The Hobbit, in IMAX, was fantastic. Drain all bladders before taking your seat: there is something like 166 minutes of film, preceded by 30 minutes or more of trailer, ads, and the usually turgid mush about the mind-splittingly good technology that is going to make your experience unparalleled.
Before we get into a brief description of the thing, I’d like to note that the Hobbit probably represents the only new estate in big budget blockbusters – all the trailers here were for reboots: Superman (again), Wizard of Oz (a sequel), Star Trek (OMFG again).
This Hobbit screening was not only IMAX, it was 3D, which is generally of gimmicky quality. This, however, was very good – I couldn’t suppress a flinch at an incoming spear during the Star Trek trailer, and there were times when it appeared you were looking through a hole in the wall of the cinema rather than at a screen. No doubt, the 48fps had something to do with this. Pan shots were very smooth and there definitely was a parallax-scrolling effect going on during the wide travel shots.
Top tips: Do not sit near the front. You will be too close to the screen and you won’t be able to see the edges. Do not move your head around, the 3D effect appears to be delicate and even a moderate tilt will blur out parts of the picture. Do not bring excessively small humans, they have tiny internal waste storage spaces and may cause you to miss chunks of the movie when they need emptying. Do not bring a picky perfect recall of the book, loads of original material has been packed in to make a solid movie from what is really a short book constructed for the appreciation of young readers.

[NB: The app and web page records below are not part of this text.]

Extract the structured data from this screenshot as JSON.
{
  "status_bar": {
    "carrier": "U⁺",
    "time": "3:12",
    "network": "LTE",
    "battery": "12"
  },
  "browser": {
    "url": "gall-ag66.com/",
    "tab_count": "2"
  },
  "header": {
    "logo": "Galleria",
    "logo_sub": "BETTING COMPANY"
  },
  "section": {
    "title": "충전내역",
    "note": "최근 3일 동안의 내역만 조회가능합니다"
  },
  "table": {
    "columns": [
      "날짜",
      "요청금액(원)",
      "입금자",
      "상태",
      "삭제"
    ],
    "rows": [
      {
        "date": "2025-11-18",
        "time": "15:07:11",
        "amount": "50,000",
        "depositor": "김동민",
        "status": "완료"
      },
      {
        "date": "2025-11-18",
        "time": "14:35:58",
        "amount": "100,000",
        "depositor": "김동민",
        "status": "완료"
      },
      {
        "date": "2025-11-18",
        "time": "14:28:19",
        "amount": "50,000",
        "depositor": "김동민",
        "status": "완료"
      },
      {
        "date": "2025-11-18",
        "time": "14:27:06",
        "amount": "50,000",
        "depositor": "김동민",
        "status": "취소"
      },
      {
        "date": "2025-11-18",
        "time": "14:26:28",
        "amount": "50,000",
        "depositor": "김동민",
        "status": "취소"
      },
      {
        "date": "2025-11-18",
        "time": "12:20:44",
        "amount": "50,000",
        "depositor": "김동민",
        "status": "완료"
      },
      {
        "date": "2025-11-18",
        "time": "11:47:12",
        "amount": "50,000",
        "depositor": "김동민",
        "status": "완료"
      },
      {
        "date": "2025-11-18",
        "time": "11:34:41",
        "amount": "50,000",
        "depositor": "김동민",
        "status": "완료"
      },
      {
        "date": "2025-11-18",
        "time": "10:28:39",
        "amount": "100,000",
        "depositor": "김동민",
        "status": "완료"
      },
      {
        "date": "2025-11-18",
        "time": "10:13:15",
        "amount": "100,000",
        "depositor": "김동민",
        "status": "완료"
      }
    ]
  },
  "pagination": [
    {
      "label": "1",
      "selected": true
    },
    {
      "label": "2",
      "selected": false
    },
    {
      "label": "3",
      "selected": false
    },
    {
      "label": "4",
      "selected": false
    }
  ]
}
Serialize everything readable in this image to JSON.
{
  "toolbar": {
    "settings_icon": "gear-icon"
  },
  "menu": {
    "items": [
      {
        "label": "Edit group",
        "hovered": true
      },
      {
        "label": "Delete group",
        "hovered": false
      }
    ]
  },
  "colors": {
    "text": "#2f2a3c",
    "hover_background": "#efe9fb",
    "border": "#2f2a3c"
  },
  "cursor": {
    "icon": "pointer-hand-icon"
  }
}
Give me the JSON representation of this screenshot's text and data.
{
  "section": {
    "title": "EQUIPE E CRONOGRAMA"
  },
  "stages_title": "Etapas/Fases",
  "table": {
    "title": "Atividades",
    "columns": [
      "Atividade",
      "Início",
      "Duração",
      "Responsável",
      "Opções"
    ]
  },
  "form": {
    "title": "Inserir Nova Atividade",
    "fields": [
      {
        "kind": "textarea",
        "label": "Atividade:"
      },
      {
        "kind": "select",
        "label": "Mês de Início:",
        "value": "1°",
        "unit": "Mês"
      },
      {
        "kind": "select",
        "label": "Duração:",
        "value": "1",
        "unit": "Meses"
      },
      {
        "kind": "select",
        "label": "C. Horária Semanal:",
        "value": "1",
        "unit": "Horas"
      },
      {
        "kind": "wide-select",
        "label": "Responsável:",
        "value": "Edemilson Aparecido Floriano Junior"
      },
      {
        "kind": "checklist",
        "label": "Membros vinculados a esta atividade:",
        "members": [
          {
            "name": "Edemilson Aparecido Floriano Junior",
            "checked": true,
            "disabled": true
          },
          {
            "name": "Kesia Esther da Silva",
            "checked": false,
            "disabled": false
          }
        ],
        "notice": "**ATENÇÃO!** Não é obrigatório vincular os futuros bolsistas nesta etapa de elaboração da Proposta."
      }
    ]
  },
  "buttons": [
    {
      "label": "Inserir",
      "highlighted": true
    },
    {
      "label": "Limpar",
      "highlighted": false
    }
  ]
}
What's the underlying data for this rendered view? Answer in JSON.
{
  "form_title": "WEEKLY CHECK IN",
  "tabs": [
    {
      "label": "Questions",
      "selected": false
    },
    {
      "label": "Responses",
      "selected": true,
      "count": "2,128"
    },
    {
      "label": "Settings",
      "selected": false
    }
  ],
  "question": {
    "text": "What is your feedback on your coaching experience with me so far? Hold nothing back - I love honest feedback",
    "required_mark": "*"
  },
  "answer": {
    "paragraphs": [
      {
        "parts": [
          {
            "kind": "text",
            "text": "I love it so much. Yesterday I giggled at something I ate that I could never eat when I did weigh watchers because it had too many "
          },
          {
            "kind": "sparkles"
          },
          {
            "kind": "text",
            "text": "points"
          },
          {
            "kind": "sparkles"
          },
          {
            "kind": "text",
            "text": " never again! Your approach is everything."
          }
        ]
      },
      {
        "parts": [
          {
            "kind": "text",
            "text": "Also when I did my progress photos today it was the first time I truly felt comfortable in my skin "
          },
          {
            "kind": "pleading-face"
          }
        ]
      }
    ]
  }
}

About twenty minutes from the end, the sound and picture streams de-synched at our showing, but by giving us free IMAX tickets for another show, the management of the cinema forestalled the impending torches and pitchforks mob.
Take the top tips above and go see it.